*Exercise:* Since only a count is wanted, work out how many lines in the material below contain the word "form" and return that number.

[Supplied records]

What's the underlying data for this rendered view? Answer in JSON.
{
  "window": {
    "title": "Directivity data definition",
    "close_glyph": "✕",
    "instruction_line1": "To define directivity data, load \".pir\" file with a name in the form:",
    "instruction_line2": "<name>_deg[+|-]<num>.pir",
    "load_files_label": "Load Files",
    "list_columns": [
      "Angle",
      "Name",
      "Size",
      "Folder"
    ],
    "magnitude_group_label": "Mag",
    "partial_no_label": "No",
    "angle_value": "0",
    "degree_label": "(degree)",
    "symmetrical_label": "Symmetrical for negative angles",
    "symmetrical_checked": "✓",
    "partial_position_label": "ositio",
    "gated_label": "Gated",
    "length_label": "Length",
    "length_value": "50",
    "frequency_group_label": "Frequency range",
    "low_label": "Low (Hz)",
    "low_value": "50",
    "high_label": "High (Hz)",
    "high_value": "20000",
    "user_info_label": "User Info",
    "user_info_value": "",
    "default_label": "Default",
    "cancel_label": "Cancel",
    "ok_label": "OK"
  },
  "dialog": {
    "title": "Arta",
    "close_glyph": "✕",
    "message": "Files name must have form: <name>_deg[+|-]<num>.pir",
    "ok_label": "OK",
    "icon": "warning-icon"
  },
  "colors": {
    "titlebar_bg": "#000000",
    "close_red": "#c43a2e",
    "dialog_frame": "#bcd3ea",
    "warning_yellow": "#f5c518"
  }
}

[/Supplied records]

*Solution to this task:* 2